Suchon is the author of two works. In 1693, she published the Traité de la morale et de la politique divisé en trois parties, savoir, la liberté, la science et l’autorité, où l’on voit que les personnes du sexe, pour en être privées, ne laissent pas d’avoir une capacité naturelle, qui les en peut rendre participantes avec un Petit traité de la faiblesse, de la légèreté et de l’inconstance qu’on attribue aux femmes mal à propos, a title usually shortened to Traité de la Morale et de la Politique divisé en trois parties, savoir, la liberté, la science et l’authorité [Treatise on Ethics and Politics, Divided Into Three Parts: Freedom, Knowledge, and Authority]. She also wrote Du célibat volontaire, ou La vie sans engagement [On the Celibate Life Freely Chosen, or Life Without Commitments] (1700). Both works focus on the contemporary situation of women, denouncing the unjust restrictions that men imposed on women as a means to maintain their superiority and proposing an alternative to marriage and the cloister: voluntary celibacy.
Suchon’s work did not go entirely unnoticed in her time.

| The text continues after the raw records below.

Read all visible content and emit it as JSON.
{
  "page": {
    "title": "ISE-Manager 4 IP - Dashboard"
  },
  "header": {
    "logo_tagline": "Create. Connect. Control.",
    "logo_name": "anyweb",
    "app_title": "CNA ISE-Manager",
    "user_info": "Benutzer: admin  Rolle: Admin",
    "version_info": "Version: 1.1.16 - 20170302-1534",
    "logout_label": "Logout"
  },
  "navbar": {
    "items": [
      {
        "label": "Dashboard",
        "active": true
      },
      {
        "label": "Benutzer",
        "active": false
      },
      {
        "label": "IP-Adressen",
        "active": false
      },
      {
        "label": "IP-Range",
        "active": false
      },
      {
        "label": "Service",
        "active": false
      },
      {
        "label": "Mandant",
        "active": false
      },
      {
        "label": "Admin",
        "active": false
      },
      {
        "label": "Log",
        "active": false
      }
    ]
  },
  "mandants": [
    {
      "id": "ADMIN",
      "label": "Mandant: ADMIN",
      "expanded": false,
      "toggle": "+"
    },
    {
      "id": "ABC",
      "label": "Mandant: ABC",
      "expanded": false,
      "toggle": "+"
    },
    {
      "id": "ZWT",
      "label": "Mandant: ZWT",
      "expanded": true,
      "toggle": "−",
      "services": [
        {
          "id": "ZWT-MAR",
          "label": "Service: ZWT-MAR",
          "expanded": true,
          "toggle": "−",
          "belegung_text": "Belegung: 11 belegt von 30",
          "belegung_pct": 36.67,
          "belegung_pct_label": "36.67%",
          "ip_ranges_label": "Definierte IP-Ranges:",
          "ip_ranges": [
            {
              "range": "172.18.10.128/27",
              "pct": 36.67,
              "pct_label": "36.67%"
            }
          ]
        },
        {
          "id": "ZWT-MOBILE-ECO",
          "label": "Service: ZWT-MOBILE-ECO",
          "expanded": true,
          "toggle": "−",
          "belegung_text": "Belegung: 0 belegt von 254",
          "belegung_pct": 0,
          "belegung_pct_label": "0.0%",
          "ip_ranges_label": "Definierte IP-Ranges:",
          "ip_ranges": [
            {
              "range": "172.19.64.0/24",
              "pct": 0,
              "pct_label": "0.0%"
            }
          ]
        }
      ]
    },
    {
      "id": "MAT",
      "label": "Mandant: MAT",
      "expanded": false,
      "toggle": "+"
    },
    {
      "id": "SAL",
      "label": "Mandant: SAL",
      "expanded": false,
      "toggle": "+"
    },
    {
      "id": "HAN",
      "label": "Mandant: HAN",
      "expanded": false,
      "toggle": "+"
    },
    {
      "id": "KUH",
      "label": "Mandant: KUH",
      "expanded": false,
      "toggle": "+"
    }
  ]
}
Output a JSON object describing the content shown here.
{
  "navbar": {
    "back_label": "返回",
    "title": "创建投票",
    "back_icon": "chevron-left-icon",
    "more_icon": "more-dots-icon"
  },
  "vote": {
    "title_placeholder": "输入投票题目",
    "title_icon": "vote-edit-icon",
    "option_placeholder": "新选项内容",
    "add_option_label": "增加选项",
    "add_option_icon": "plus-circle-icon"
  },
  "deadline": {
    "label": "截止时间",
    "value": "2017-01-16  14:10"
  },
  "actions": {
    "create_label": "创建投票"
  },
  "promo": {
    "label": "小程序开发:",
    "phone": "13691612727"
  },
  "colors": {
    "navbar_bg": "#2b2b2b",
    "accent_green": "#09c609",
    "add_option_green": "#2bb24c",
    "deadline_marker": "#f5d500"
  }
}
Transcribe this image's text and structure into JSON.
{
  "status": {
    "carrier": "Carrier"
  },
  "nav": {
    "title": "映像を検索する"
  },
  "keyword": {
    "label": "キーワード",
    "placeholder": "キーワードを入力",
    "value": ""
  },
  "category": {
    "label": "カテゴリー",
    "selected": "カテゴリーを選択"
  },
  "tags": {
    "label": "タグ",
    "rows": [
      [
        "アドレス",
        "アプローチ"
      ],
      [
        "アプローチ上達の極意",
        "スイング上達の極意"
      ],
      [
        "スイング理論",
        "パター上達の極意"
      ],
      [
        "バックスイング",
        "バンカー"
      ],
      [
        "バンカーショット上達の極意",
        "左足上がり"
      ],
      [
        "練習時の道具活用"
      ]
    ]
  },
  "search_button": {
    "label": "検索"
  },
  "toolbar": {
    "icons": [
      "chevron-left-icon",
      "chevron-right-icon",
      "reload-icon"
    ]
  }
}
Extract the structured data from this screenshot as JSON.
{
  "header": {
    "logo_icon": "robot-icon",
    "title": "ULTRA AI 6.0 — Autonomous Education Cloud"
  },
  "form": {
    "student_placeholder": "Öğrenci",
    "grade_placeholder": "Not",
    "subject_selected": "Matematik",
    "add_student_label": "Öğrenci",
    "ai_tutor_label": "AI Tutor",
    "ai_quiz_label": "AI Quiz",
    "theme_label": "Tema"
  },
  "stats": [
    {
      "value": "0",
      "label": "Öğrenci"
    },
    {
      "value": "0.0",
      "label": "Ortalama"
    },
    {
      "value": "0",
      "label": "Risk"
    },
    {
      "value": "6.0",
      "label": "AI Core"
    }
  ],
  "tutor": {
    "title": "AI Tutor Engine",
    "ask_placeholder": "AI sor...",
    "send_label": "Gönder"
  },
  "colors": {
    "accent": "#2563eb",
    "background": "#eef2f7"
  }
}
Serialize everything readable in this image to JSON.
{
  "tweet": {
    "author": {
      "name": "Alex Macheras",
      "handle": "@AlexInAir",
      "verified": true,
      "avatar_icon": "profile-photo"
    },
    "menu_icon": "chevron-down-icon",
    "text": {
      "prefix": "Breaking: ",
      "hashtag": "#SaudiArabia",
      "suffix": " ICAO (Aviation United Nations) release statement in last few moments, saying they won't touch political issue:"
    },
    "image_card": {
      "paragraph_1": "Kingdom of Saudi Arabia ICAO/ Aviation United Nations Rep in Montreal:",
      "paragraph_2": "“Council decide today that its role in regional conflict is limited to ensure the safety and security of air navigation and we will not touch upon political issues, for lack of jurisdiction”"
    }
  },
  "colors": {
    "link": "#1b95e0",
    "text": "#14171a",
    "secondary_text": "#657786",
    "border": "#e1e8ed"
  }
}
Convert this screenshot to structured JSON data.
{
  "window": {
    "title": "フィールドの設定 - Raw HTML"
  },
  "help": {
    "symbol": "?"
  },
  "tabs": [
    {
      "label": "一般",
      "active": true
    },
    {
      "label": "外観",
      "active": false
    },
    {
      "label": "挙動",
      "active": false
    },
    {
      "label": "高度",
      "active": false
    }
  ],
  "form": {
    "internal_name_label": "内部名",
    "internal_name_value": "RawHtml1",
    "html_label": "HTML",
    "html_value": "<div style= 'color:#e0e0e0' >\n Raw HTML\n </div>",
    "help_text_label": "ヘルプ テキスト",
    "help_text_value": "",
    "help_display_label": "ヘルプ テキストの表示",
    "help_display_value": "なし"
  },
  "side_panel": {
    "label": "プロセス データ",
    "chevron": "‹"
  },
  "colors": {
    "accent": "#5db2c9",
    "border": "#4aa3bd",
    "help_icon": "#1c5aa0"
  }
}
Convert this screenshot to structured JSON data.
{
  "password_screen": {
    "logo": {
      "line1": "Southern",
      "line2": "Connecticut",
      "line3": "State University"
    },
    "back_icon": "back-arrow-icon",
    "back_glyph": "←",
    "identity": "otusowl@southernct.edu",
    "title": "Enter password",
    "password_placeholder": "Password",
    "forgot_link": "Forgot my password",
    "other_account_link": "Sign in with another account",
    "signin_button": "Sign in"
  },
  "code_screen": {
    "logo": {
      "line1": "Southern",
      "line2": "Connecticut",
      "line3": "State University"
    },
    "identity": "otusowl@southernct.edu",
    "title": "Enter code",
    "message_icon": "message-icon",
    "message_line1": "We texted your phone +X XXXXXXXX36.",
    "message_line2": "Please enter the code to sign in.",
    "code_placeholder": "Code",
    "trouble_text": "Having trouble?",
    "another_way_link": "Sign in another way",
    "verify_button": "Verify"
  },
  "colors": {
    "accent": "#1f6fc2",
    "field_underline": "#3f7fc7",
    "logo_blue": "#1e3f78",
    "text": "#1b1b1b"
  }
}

Indeed, Bertolini remarks that her Traité de la Morale et de la Politique was probably re-edited, while her work Célibat Volontaire, ou La vie sans engagement was mentioned in at least two academic magazines, Le Journal des Savants and Nouvelles de la Republique des Lettres.
Suchon died in 1703, in Dijon.
Bertolini, Sonia. “Gabrielle Suchon: Une Vie Sans Engagement?” Australian Journal of French Studies. 37.3 (2000): 289-308. Print.
Le doeuff, Michele. “Suchon, Gabrielle (1631–1703)”. Routledge Encyclopedia of Philosophy 1998: Accessed (July 08, 2016). < https://www.rep.routledge.com/articles/suchon-gabrielle-1631-1703/v-1/. doi:10.4324/9780415249126-DA080-1 >
Papillon, Philibert. “Gabrielle Suchon.” Bibliothèque des Auteurs de Bourgogne. Vol.2. Dijon: François Desventes, 1745. Print.